So you've got four of them. The other four middle backers to start under Lewis joining Brooks, Thurman, Schlegel and Johnson are Kevin Hardy, Brian Simmons, Nate Webster and Caleb Miller. Miller started the week after Brooks got hurt but hasn't practiced since that Sept. 23 game following a back injury.
GM TALK: With a debate raging about the lack of a Bengals general manager, Ravens head coach Brian Billick was asked Wednesday by the Cincinnati media if he could do both. In nine seasons teamed with Ravens general manager Ozzie Newsome, Billick is 84-60.
"I couldn't imagine it," Billick said. "Someone would have to be more capable than me. The follow through and attention to detail in either job, I can't imagine it."
The problem in comparing the two is that Lewis doesn't do both, either.

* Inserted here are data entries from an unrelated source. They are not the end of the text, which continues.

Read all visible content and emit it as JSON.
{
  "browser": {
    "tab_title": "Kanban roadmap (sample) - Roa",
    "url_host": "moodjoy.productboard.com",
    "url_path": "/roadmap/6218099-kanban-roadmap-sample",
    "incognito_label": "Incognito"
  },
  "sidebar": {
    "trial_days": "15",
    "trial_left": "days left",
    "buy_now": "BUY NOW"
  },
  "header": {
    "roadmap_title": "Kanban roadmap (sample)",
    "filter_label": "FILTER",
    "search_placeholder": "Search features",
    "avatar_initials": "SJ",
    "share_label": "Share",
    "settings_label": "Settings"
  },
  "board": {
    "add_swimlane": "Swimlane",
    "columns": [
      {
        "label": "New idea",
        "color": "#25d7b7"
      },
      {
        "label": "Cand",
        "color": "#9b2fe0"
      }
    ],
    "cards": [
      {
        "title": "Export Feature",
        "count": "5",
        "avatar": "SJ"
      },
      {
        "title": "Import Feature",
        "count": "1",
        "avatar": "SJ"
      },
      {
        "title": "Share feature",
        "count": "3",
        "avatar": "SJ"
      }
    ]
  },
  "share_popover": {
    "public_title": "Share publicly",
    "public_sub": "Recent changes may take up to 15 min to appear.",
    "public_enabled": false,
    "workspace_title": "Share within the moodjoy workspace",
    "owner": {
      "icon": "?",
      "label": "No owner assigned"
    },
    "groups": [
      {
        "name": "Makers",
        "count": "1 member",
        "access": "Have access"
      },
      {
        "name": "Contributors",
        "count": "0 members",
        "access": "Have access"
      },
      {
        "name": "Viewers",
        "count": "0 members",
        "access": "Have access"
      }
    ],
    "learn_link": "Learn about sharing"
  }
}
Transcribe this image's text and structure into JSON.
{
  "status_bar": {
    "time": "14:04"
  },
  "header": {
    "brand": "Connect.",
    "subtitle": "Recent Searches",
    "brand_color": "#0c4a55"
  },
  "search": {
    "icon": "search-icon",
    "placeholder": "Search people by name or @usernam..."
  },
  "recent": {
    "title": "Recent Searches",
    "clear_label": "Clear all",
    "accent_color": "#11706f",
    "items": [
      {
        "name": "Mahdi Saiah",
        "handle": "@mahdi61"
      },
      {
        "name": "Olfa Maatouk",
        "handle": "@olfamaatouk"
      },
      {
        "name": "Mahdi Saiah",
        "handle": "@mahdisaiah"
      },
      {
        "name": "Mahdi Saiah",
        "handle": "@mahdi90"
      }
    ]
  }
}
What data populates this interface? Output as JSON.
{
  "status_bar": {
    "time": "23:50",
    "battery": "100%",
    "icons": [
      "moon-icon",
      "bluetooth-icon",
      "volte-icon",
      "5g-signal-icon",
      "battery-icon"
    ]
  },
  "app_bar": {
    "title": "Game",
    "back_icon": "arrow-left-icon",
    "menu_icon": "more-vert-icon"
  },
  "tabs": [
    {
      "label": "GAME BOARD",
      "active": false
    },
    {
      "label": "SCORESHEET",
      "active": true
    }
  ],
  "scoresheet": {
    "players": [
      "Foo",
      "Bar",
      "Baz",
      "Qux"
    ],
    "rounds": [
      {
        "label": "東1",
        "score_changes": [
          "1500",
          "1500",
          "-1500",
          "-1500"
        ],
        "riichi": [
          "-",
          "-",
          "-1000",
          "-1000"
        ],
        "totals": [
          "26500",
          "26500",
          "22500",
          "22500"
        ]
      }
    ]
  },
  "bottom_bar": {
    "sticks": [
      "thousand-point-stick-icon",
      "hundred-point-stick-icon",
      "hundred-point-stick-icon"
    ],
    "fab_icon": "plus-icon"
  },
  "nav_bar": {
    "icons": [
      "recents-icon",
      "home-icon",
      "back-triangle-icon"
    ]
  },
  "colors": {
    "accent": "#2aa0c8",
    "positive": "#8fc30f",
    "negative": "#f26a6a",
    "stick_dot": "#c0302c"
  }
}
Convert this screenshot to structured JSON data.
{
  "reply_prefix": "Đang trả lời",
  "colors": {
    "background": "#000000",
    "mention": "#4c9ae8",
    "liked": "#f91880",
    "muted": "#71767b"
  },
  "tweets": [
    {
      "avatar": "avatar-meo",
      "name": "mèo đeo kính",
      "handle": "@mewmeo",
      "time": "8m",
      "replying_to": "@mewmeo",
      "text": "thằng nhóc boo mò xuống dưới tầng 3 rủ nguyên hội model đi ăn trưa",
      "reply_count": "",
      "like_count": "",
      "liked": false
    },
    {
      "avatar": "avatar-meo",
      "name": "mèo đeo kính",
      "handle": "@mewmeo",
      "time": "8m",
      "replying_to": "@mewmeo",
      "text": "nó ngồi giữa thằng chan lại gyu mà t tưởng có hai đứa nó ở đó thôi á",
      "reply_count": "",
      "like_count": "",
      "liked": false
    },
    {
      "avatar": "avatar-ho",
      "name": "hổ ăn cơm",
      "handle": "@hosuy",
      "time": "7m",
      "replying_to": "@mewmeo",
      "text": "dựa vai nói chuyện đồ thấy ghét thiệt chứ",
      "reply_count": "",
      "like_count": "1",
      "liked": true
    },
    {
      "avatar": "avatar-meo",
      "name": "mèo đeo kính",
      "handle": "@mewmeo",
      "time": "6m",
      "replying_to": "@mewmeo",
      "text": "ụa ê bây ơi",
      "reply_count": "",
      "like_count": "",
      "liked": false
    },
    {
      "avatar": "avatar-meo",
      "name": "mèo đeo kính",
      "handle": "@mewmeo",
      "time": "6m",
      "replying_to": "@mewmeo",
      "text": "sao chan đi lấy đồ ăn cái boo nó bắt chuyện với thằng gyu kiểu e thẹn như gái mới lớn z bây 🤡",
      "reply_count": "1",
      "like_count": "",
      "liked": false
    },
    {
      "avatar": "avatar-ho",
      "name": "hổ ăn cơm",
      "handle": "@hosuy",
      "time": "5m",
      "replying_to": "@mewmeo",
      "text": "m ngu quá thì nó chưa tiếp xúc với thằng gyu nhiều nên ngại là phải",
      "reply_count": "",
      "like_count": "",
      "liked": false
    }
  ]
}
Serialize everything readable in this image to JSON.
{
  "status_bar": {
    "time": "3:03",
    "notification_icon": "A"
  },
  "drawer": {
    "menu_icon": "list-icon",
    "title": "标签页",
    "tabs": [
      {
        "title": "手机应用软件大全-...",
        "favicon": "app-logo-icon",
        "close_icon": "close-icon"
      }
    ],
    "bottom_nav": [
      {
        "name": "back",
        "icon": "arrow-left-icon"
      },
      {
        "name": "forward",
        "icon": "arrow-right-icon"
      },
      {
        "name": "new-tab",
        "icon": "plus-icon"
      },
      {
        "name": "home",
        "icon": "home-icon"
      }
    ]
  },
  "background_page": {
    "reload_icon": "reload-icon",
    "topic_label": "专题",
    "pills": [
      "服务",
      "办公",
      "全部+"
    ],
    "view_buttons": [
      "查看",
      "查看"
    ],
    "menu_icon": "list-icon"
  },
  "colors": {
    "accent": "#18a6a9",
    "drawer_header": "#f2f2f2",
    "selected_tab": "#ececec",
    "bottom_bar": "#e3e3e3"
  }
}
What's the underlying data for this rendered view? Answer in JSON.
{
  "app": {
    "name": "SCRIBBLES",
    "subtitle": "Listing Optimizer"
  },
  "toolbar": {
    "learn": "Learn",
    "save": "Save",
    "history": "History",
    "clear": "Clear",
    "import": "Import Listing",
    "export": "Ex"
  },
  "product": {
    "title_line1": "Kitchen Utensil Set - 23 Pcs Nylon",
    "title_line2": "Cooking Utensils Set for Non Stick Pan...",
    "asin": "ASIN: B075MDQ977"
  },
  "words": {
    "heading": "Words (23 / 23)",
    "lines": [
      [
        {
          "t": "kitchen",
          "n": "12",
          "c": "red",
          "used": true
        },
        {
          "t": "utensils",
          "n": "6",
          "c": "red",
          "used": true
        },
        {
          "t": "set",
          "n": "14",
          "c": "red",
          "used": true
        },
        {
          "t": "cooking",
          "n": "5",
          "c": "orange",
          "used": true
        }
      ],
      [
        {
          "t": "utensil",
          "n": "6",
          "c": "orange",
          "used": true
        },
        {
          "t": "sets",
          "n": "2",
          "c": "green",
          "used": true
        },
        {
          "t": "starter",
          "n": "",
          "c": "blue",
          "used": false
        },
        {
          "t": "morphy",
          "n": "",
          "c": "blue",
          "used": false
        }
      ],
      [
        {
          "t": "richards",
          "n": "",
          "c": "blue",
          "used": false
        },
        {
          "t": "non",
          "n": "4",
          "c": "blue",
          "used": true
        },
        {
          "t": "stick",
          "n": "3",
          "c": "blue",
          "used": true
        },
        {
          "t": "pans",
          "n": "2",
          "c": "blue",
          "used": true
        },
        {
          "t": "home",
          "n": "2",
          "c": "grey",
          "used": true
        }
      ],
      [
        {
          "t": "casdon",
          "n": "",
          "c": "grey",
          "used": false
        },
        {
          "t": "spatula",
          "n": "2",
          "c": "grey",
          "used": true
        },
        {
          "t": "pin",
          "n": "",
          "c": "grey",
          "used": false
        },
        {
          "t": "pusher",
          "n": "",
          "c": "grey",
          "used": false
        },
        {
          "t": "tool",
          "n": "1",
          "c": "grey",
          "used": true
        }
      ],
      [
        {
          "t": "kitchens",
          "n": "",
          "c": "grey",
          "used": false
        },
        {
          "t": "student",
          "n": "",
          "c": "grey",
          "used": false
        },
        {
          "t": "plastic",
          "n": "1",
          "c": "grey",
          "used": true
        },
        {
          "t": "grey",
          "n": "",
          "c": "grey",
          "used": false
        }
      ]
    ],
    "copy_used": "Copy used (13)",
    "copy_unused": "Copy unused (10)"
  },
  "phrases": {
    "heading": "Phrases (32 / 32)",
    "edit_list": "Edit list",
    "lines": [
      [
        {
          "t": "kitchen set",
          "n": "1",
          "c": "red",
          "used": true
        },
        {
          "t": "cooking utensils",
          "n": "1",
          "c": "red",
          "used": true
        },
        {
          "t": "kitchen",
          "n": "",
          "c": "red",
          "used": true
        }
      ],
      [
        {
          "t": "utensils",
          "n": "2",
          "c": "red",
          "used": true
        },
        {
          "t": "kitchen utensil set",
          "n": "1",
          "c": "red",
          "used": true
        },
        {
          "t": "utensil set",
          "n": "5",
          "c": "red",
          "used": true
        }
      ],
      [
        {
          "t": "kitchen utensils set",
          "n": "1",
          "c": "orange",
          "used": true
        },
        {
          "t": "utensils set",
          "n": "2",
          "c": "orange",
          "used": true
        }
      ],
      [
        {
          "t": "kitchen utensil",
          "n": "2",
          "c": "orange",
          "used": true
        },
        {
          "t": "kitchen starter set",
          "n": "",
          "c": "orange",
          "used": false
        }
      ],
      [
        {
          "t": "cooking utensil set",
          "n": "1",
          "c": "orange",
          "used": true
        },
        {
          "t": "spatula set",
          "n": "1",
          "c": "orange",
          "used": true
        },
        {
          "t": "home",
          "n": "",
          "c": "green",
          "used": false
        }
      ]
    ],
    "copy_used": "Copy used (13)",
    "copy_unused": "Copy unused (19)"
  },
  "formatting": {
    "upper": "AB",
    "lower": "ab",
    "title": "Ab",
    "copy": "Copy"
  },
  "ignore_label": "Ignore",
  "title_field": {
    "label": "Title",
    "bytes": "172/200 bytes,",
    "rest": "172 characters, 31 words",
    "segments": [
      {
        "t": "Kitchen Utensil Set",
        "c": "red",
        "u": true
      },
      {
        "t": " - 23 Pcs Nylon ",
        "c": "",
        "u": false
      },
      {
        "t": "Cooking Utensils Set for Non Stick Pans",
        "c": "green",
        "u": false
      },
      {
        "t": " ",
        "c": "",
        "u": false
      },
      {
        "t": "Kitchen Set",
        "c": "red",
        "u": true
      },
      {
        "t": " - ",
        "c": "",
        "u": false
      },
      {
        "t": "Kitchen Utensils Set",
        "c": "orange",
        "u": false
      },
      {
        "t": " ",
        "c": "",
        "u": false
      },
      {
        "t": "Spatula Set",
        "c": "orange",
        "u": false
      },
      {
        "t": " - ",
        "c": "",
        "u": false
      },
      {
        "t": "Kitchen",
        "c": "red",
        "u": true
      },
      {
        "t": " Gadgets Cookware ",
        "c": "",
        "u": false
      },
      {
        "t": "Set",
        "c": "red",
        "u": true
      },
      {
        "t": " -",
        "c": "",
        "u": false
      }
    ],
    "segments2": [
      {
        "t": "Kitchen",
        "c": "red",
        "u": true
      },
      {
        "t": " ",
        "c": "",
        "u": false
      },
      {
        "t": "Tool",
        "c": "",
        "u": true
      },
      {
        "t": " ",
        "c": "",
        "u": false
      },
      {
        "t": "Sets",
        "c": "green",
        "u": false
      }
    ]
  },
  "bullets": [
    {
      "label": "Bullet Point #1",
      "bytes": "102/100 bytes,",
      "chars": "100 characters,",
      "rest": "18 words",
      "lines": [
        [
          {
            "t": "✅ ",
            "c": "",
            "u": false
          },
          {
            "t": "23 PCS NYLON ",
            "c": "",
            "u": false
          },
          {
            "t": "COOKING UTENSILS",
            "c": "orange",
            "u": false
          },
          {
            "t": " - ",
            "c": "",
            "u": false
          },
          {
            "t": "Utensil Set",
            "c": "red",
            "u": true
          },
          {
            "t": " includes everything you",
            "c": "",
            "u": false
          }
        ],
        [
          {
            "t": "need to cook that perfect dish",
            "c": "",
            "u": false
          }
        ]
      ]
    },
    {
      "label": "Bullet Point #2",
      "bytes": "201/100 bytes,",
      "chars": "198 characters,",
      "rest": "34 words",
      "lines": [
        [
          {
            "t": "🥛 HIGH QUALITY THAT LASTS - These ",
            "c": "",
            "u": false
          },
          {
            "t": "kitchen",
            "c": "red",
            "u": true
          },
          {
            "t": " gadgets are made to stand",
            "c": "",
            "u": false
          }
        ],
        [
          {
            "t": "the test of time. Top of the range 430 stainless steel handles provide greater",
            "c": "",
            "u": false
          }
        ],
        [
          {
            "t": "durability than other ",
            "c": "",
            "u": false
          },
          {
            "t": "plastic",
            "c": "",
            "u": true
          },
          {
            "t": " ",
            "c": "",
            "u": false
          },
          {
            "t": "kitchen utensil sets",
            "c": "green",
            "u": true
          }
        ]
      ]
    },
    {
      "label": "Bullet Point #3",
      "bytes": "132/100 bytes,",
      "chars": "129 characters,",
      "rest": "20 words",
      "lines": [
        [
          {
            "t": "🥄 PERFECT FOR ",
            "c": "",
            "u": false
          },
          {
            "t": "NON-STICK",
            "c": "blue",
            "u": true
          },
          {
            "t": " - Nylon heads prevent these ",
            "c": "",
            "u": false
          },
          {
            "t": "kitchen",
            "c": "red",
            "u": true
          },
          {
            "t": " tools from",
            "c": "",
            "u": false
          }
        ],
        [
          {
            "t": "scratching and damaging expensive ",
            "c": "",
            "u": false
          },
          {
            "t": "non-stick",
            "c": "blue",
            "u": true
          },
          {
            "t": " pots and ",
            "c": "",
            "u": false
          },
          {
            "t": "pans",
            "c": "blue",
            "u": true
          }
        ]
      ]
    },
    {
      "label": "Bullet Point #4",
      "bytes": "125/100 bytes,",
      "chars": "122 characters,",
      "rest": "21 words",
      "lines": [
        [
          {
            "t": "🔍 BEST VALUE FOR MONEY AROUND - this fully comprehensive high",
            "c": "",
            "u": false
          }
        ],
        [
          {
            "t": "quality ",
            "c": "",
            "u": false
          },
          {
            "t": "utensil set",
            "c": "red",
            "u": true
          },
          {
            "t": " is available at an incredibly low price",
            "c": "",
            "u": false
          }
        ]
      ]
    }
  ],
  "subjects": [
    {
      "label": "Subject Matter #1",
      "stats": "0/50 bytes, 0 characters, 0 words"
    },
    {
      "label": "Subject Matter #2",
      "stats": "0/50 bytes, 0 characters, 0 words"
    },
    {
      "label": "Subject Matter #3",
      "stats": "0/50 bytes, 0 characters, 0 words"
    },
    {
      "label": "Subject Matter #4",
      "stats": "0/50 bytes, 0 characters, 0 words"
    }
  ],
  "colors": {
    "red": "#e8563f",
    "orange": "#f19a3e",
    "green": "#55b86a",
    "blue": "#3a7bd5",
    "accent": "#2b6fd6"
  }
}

Lewis, who worked under Newsome and Billick, gets heavily involved in personnel and has input in the other aspects.
The Bengals split the GM job among the trio of Mike Brown, the club's president who is the final say on personnel; executive vice president Katie Blackburn, the team's chief contact negotiator and salary cap cruncher; and vice president for business development Troy Blackburn, who negotiates the free-agent contracts.
Lewis has high regard for Newsome, still talks to him regularly, and models his philosophy on what he learned from Newsome in their seven years together.
If the Bengals are looking to add to the personnel department (and it's not something that appears to be on the table) the one thing they could probably use is a guy that focuses primarily on pro personnel so that can free up the college scouts more.